Damn, this is going to take more strength than I have left, he worried. In the distance he saw some light. It didn't last long, however, because it turned out to be coming from Hitler's secretary, who was trying to save her skin. Defeated, she was walking along the trail with a lantern. He squeezed past her and went on. An underground train station soon appeared and some faulty lamps lit up large groups of women, children and elderly people. They had been hiding there from the battles in the city and were waiting for the end of the war, sitting on the platform. Michel flew past the arches and the despondent faces and left the U-Bahn station behind him. While following the trail westwards, he painfully bumped into the tunnel wall again.
"Ouch!" he cried out, but it was not earthly pain, merely a disturbance and he increased his speed. The next station loomed, and intense fighting was still taking place there. Fanatic SS members were murdering deserted soldiers who had been entrenching among the hiding civilians.
No time to stop, the ghost decided and sailed past the Berliners who were fighting for their lives. The tunnel seemed endless, until the way was suddenly barred. The underground had caved in and a bit of daylight was shining on the heaps of rubble. Michel looked at the ruined ceiling and slid his supple body out through the opening. He came out in West Berlin, which had been flattened to the ground. Huge fires were making black clouds and the odd row of houses was still standing here and there. The Allies were steadily making their way through the last of the streets towards the inner city. Bloody corpses were lying everywhere among the debris and fallen trees. A bunch of droning objects suddenly flew out of the clouds.

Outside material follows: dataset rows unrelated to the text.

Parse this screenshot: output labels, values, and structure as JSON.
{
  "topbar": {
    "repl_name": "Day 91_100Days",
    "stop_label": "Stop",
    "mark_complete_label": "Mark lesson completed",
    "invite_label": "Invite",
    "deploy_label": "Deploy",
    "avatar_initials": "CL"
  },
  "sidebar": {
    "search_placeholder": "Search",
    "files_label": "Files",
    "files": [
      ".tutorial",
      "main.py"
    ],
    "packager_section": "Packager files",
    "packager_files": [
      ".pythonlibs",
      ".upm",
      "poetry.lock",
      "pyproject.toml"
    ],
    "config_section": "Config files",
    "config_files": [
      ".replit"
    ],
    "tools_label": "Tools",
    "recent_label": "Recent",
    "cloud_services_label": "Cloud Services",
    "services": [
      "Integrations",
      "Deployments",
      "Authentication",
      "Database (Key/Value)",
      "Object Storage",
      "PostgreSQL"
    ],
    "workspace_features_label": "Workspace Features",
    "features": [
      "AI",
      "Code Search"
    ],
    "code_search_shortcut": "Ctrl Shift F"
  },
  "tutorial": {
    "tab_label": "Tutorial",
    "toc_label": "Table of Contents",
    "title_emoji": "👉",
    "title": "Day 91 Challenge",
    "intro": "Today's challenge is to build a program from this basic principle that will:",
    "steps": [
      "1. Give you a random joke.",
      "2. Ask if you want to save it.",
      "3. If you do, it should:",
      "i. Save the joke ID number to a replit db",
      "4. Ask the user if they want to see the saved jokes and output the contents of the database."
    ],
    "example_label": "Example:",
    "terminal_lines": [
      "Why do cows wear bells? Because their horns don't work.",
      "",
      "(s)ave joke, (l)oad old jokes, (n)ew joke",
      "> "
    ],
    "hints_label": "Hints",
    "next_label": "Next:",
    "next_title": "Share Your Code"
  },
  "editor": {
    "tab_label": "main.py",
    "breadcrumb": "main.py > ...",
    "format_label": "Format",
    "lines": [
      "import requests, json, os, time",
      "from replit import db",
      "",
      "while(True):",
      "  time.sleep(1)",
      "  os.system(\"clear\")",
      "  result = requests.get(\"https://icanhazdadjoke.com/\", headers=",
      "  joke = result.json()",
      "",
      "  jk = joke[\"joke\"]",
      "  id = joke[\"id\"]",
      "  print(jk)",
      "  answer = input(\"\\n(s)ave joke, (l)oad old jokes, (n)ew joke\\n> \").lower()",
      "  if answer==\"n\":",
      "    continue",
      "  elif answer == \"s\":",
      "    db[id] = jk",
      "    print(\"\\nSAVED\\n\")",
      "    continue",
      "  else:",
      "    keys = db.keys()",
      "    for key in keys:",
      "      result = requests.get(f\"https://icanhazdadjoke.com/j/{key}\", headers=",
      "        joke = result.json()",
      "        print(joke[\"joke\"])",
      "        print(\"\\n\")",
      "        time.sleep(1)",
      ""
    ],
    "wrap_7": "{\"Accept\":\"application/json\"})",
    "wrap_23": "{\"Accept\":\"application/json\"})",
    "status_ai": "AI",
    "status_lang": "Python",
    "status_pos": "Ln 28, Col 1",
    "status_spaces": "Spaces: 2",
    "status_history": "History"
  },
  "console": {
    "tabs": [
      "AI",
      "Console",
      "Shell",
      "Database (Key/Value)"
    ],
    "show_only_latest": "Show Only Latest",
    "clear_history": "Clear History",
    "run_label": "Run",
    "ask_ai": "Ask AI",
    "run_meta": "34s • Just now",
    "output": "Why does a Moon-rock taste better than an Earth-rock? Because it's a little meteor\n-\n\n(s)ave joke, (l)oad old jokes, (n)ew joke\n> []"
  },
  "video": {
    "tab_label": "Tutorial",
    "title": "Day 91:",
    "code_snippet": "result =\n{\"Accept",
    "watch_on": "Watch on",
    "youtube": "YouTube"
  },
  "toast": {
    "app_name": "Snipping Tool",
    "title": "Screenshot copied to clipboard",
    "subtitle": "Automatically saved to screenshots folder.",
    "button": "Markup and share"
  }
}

"Wow, they've succeeded in building flying machines!" the seer exclaimed euphorically, then reprimanded himself for his childish reaction and concentrated once more on finding signs of Himmler. From the sky, he discovered a British control post, which was obstructing the way of outgoing traffic; some horseless carriages were being inspected. There were thousands of soldiers, but they were all marching towards the city center. He had lost the trail and returned to the collapsed tunnel to look for clues. Eureka! Behind a mountain of debris he spied an officer's hat with matching coat, bearing the badge of the highest rank in the country.
That Nazi got rid of his uniform, he realized, and scanned the whole area. He had flown over the control post a few times when he noticed Himmler. He was just coming out of a barrack and was accompanied by a British commander. Himmler was pretending to be a simple, deserted officer and trying to make a deal. The ghost landed right beside him in the grass and heard him lying. The scoundrel was making up some grand story and was whispering about some great reward. The British commander seemed to like the idea and was looking around to make sure he wouldn't get caught by his comrades. But chaos reigned and the British as well as the American soldiers only had eyes for the last of the resisters. This was the right moment for shady deals and the men went and stood behind a tree to do their scheming.
"Deal", the Brit finally agreed, and they clinched their bargain just as some dark clouds above them suddenly opened up. The sun broke through the opening and shone exactly onto the dark event. Himmler was lit up; and so was Nostradamus, who unexpectedly became visible.
"Are you the one who will pass the last judgment?" the unscrupulous German asked, when he saw him. The supposed judge gave him a silent but meaningful look.
"I spit on you," Himmler said, without a grain of remorse. Then a mysterious arrow flew from the sky, through the clouds, and pierced his heart. This definitely marked the end of the Third Reich.
Does my presence actually make a difference or doesn't it? Michel wondered.